→ **PROBLEM TO WORK ON**
Go over the data below and say how many lines hold the word "skirt". Only the number is needed.

[[ INPUT DATA, beginning ]]

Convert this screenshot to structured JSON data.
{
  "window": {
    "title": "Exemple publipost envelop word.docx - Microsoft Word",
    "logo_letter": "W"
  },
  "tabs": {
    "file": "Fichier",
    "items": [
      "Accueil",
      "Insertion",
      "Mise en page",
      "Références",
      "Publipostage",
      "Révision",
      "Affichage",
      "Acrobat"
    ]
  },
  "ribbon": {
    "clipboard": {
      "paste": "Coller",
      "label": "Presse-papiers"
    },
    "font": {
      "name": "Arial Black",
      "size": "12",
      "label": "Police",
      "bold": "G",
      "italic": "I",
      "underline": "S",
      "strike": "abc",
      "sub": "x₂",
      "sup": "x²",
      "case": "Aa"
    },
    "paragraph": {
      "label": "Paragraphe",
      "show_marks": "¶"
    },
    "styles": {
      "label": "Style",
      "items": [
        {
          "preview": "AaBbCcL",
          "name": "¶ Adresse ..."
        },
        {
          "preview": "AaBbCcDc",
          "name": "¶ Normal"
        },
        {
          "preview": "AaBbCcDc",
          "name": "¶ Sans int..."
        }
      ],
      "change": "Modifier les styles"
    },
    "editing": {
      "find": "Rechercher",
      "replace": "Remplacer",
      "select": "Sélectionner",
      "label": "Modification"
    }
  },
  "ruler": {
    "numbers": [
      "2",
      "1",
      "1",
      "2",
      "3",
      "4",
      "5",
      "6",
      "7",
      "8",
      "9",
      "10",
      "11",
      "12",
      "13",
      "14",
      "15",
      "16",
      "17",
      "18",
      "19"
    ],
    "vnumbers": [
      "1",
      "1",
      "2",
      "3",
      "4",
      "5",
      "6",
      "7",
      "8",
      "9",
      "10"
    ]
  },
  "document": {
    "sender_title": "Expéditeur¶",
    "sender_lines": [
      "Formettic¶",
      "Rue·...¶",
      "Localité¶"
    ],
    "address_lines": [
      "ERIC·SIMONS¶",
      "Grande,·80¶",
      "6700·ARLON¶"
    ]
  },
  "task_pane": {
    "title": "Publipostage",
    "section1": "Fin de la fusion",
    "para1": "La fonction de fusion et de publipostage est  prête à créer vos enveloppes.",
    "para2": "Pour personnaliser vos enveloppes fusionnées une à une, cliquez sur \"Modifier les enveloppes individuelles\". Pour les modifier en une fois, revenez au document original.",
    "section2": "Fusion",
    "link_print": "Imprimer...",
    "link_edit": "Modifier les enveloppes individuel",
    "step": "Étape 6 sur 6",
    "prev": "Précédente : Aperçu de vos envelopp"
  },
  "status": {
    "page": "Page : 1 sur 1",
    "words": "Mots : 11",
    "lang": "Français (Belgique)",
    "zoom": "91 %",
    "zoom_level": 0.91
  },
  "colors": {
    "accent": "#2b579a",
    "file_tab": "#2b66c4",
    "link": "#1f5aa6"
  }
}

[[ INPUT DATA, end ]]
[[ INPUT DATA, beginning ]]

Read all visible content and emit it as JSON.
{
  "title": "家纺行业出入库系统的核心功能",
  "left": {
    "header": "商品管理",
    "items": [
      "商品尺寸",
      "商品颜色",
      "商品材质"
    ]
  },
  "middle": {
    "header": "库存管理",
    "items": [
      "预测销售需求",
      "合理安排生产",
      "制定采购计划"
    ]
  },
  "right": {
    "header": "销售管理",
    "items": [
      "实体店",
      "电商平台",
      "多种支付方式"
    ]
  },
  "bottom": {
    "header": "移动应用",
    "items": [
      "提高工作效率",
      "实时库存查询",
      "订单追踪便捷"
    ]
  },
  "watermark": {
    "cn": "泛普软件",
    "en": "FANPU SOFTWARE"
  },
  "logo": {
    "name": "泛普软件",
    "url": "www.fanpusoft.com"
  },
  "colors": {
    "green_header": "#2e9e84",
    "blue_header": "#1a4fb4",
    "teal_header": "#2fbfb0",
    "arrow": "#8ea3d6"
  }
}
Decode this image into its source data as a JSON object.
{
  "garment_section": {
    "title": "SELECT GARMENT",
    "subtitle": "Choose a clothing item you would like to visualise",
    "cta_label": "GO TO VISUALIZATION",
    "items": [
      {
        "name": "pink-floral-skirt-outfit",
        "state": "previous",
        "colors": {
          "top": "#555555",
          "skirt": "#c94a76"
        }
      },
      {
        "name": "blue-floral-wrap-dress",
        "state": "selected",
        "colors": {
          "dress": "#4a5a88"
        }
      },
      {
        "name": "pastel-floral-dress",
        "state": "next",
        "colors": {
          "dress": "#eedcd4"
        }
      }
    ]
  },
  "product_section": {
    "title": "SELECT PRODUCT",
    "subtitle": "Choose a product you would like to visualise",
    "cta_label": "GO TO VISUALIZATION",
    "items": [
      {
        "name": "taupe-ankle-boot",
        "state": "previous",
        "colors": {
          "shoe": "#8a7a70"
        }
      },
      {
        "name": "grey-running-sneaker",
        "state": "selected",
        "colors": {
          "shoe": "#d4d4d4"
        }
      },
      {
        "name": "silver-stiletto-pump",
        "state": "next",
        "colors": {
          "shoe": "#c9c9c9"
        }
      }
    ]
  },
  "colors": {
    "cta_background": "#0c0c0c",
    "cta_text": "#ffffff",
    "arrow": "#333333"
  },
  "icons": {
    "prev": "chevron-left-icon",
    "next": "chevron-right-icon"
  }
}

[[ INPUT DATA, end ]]

→ **RESULT OF THE TASK**
2